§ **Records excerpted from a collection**
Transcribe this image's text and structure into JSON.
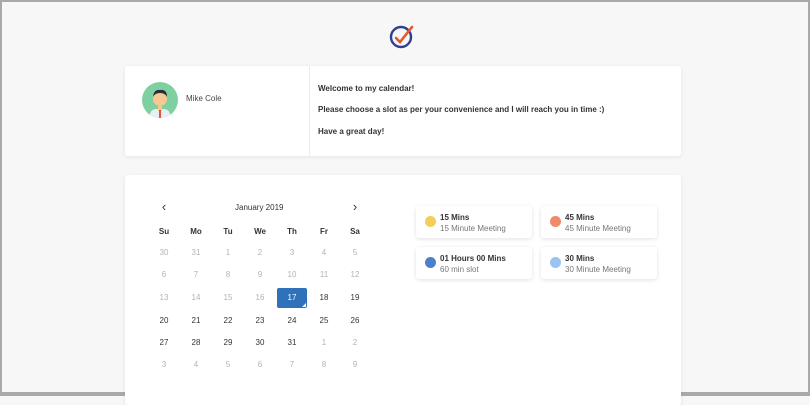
{
  "profile": {
    "name": "Mike Cole",
    "messages": [
      "Welcome to my calendar!",
      "Please choose a slot as per your convenience and I will reach you in time :)",
      "Have a great day!"
    ]
  },
  "calendar": {
    "month_label": "January 2019",
    "prev_icon": "‹",
    "next_icon": "›",
    "weekdays": [
      "Su",
      "Mo",
      "Tu",
      "We",
      "Th",
      "Fr",
      "Sa"
    ],
    "weeks": [
      [
        "30",
        "31",
        "1",
        "2",
        "3",
        "4",
        "5"
      ],
      [
        "6",
        "7",
        "8",
        "9",
        "10",
        "11",
        "12"
      ],
      [
        "13",
        "14",
        "15",
        "16",
        "17",
        "18",
        "19"
      ],
      [
        "20",
        "21",
        "22",
        "23",
        "24",
        "25",
        "26"
      ],
      [
        "27",
        "28",
        "29",
        "30",
        "31",
        "1",
        "2"
      ],
      [
        "3",
        "4",
        "5",
        "6",
        "7",
        "8",
        "9"
      ]
    ],
    "selected": "17"
  },
  "events": [
    {
      "title": "15 Mins",
      "subtitle": "15 Minute Meeting",
      "color": "#f5cd5a"
    },
    {
      "title": "45 Mins",
      "subtitle": "45 Minute Meeting",
      "color": "#f08a6a"
    },
    {
      "title": "01 Hours 00 Mins",
      "subtitle": "60 min slot",
      "color": "#4a7fcc"
    },
    {
      "title": "30 Mins",
      "subtitle": "30 Minute Meeting",
      "color": "#9cc3f0"
    }
  ]
}
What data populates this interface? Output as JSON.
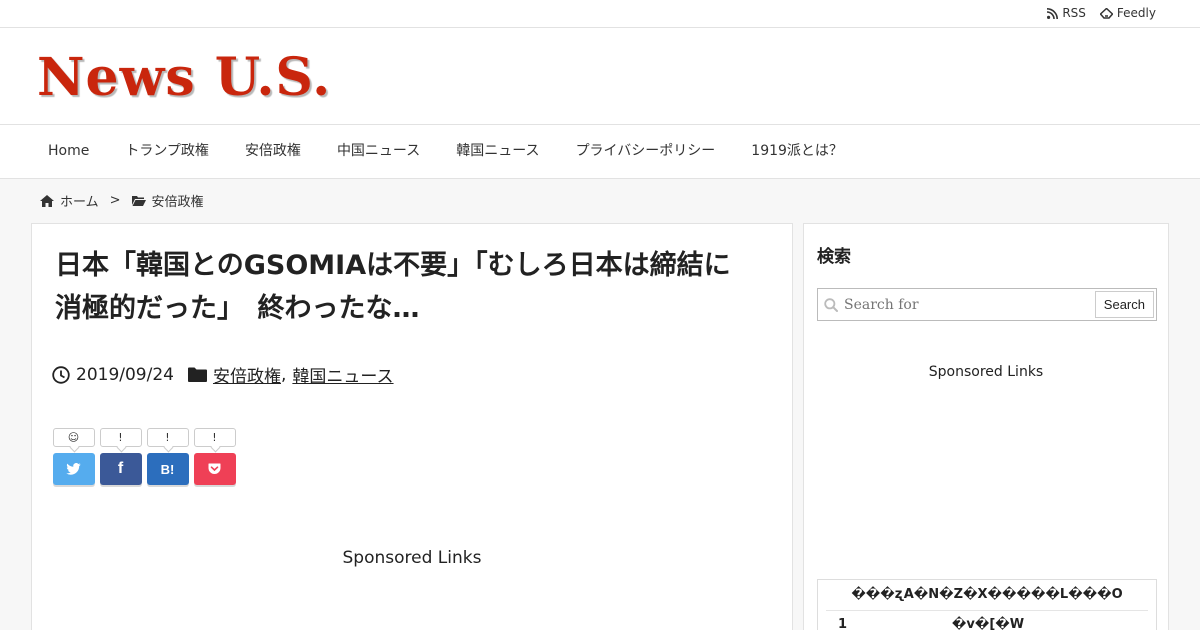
{
  "topbar": {
    "rss_label": "RSS",
    "feedly_label": "Feedly"
  },
  "header": {
    "logo_text": "News U.S."
  },
  "nav": {
    "items": [
      "Home",
      "トランプ政権",
      "安倍政権",
      "中国ニュース",
      "韓国ニュース",
      "プライバシーポリシー",
      "1919派とは？"
    ]
  },
  "breadcrumb": {
    "home": "ホーム",
    "separator": ">",
    "category": "安倍政権"
  },
  "article": {
    "title_line1": "日本「韓国とのGSOMIAは不要」「むしろ日本は締結に",
    "title_line2": "消極的だった」　終わったな…",
    "date": "2019/09/24",
    "categories": [
      "安倍政権",
      "韓国ニュース"
    ],
    "category_separator": ",",
    "sponsored": "Sponsored Links"
  },
  "share": {
    "buttons": [
      {
        "name": "twitter",
        "count": "☺",
        "label": "",
        "color": "#55acee",
        "icon": "twitter-icon"
      },
      {
        "name": "facebook",
        "count": "!",
        "label": "f",
        "color": "#3b5998",
        "icon": "facebook-icon"
      },
      {
        "name": "hatena",
        "count": "!",
        "label": "B!",
        "color": "#2c6ebd",
        "icon": "hatena-icon"
      },
      {
        "name": "pocket",
        "count": "!",
        "label": "",
        "color": "#ef4056",
        "icon": "pocket-icon"
      }
    ]
  },
  "sidebar": {
    "search_title": "検索",
    "search_placeholder": "Search for",
    "search_button": "Search",
    "sponsored": "Sponsored Links",
    "ranking_header": "���ʐA�N�Z�X�����L���O",
    "ranking_item_num": "1",
    "ranking_item_text": "�v�[�W"
  }
}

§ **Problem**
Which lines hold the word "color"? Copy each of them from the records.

§ **Solution for this exercise**
      "color": "#f5cd5a"
      "color": "#f08a6a"
      "color": "#4a7fcc"
      "color": "#9cc3f0"
        "color": "#55acee",
        "color": "#3b5998",
        "color": "#2c6ebd",
        "color": "#ef4056",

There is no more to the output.